▸ **Work to be completed**:
For every entry below, give an exact repeat and leave out the pictures.

▸ **Dataset entries**:
◆ ◆ ◆
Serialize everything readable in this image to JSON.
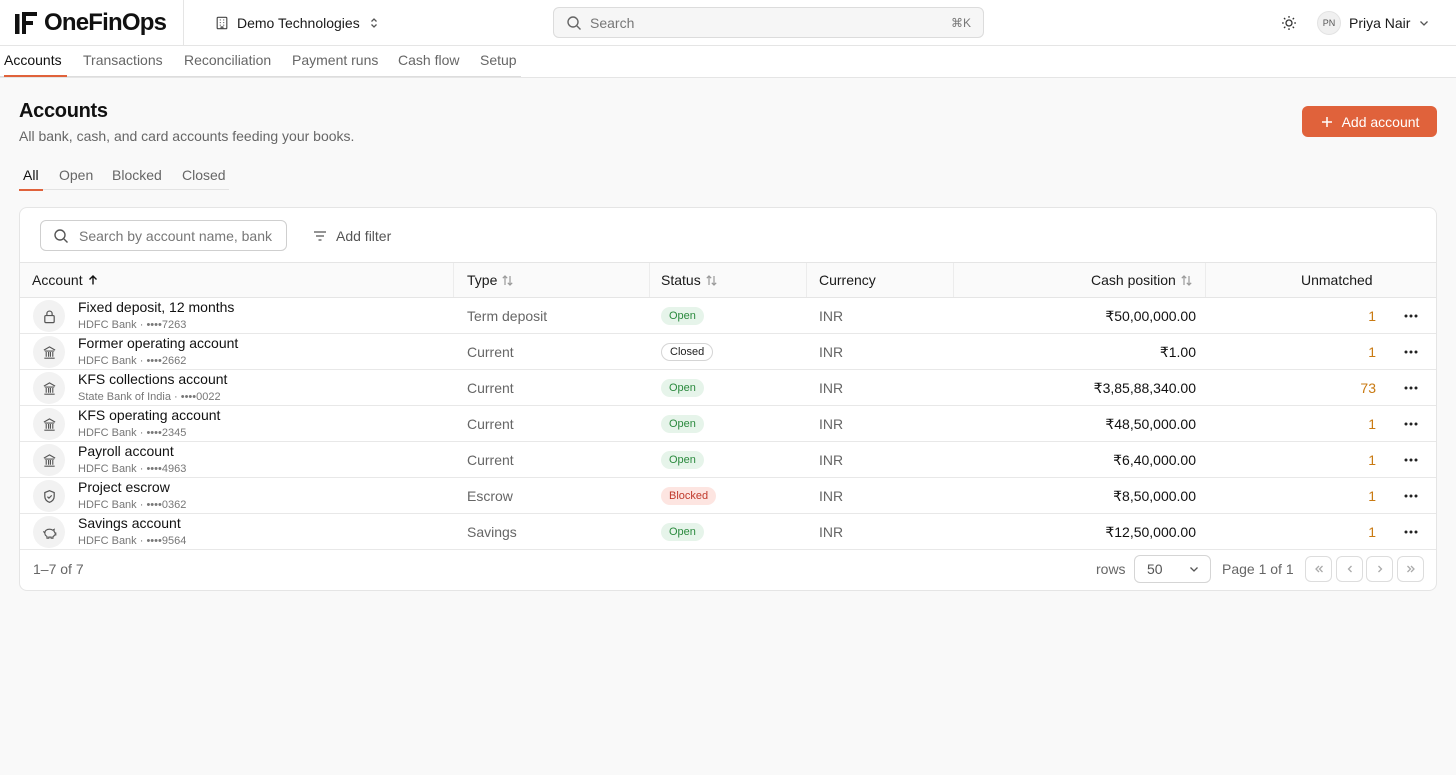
{
  "app": {
    "name": "OneFinOps",
    "org": "Demo Technologies",
    "search_placeholder": "Search",
    "search_shortcut": "⌘K",
    "user_initials": "PN",
    "user_name": "Priya Nair"
  },
  "nav": {
    "tabs": [
      "Accounts",
      "Transactions",
      "Reconciliation",
      "Payment runs",
      "Cash flow",
      "Setup"
    ],
    "active": "Accounts"
  },
  "page": {
    "title": "Accounts",
    "subtitle": "All bank, cash, and card accounts feeding your books.",
    "add_button": "Add account"
  },
  "filter_tabs": {
    "items": [
      "All",
      "Open",
      "Blocked",
      "Closed"
    ],
    "active": "All"
  },
  "table": {
    "search_placeholder": "Search by account name, bank",
    "add_filter": "Add filter",
    "columns": {
      "account": "Account",
      "type": "Type",
      "status": "Status",
      "currency": "Currency",
      "cash": "Cash position",
      "unmatched": "Unmatched"
    },
    "rows": [
      {
        "icon": "lock-icon",
        "name": "Fixed deposit, 12 months",
        "bank": "HDFC Bank · ••••7263",
        "type": "Term deposit",
        "status": "Open",
        "currency": "INR",
        "cash": "₹50,00,000.00",
        "unmatched": "1"
      },
      {
        "icon": "bank-icon",
        "name": "Former operating account",
        "bank": "HDFC Bank · ••••2662",
        "type": "Current",
        "status": "Closed",
        "currency": "INR",
        "cash": "₹1.00",
        "unmatched": "1"
      },
      {
        "icon": "bank-icon",
        "name": "KFS collections account",
        "bank": "State Bank of India · ••••0022",
        "type": "Current",
        "status": "Open",
        "currency": "INR",
        "cash": "₹3,85,88,340.00",
        "unmatched": "73"
      },
      {
        "icon": "bank-icon",
        "name": "KFS operating account",
        "bank": "HDFC Bank · ••••2345",
        "type": "Current",
        "status": "Open",
        "currency": "INR",
        "cash": "₹48,50,000.00",
        "unmatched": "1"
      },
      {
        "icon": "bank-icon",
        "name": "Payroll account",
        "bank": "HDFC Bank · ••••4963",
        "type": "Current",
        "status": "Open",
        "currency": "INR",
        "cash": "₹6,40,000.00",
        "unmatched": "1"
      },
      {
        "icon": "shield-icon",
        "name": "Project escrow",
        "bank": "HDFC Bank · ••••0362",
        "type": "Escrow",
        "status": "Blocked",
        "currency": "INR",
        "cash": "₹8,50,000.00",
        "unmatched": "1"
      },
      {
        "icon": "piggy-bank-icon",
        "name": "Savings account",
        "bank": "HDFC Bank · ••••9564",
        "type": "Savings",
        "status": "Open",
        "currency": "INR",
        "cash": "₹12,50,000.00",
        "unmatched": "1"
      }
    ]
  },
  "pagination": {
    "count": "1–7 of 7",
    "rows_label": "rows",
    "rows_value": "50",
    "page_label": "Page 1 of 1"
  },
  "colors": {
    "accent": "#e0623b",
    "open_bg": "#e6f4ea",
    "open_text": "#2b8a3e",
    "blocked_bg": "#fde5e1",
    "blocked_text": "#c0392b",
    "unmatched_text": "#c97a12"
  }
}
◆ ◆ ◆
▸ **Output of the task**:
Serialize everything readable in this image to JSON.
{
  "app": {
    "name": "OneFinOps",
    "org": "Demo Technologies",
    "search_placeholder": "Search",
    "search_shortcut": "⌘K",
    "user_initials": "PN",
    "user_name": "Priya Nair"
  },
  "nav": {
    "tabs": [
      "Accounts",
      "Transactions",
      "Reconciliation",
      "Payment runs",
      "Cash flow",
      "Setup"
    ],
    "active": "Accounts"
  },
  "page": {
    "title": "Accounts",
    "subtitle": "All bank, cash, and card accounts feeding your books.",
    "add_button": "Add account"
  },
  "filter_tabs": {
    "items": [
      "All",
      "Open",
      "Blocked",
      "Closed"
    ],
    "active": "All"
  },
  "table": {
    "search_placeholder": "Search by account name, bank",
    "add_filter": "Add filter",
    "columns": {
      "account": "Account",
      "type": "Type",
      "status": "Status",
      "currency": "Currency",
      "cash": "Cash position",
      "unmatched": "Unmatched"
    },
    "rows": [
      {
        "icon": "lock-icon",
        "name": "Fixed deposit, 12 months",
        "bank": "HDFC Bank · ••••7263",
        "type": "Term deposit",
        "status": "Open",
        "currency": "INR",
        "cash": "₹50,00,000.00",
        "unmatched": "1"
      },
      {
        "icon": "bank-icon",
        "name": "Former operating account",
        "bank": "HDFC Bank · ••••2662",
        "type": "Current",
        "status": "Closed",
        "currency": "INR",
        "cash": "₹1.00",
        "unmatched": "1"
      },
      {
        "icon": "bank-icon",
        "name": "KFS collections account",
        "bank": "State Bank of India · ••••0022",
        "type": "Current",
        "status": "Open",
        "currency": "INR",
        "cash": "₹3,85,88,340.00",
        "unmatched": "73"
      },
      {
        "icon": "bank-icon",
        "name": "KFS operating account",
        "bank": "HDFC Bank · ••••2345",
        "type": "Current",
        "status": "Open",
        "currency": "INR",
        "cash": "₹48,50,000.00",
        "unmatched": "1"
      },
      {
        "icon": "bank-icon",
        "name": "Payroll account",
        "bank": "HDFC Bank · ••••4963",
        "type": "Current",
        "status": "Open",
        "currency": "INR",
        "cash": "₹6,40,000.00",
        "unmatched": "1"
      },
      {
        "icon": "shield-icon",
        "name": "Project escrow",
        "bank": "HDFC Bank · ••••0362",
        "type": "Escrow",
        "status": "Blocked",
        "currency": "INR",
        "cash": "₹8,50,000.00",
        "unmatched": "1"
      },
      {
        "icon": "piggy-bank-icon",
        "name": "Savings account",
        "bank": "HDFC Bank · ••••9564",
        "type": "Savings",
        "status": "Open",
        "currency": "INR",
        "cash": "₹12,50,000.00",
        "unmatched": "1"
      }
    ]
  },
  "pagination": {
    "count": "1–7 of 7",
    "rows_label": "rows",
    "rows_value": "50",
    "page_label": "Page 1 of 1"
  },
  "colors": {
    "accent": "#e0623b",
    "open_bg": "#e6f4ea",
    "open_text": "#2b8a3e",
    "blocked_bg": "#fde5e1",
    "blocked_text": "#c0392b",
    "unmatched_text": "#c97a12"
  }
}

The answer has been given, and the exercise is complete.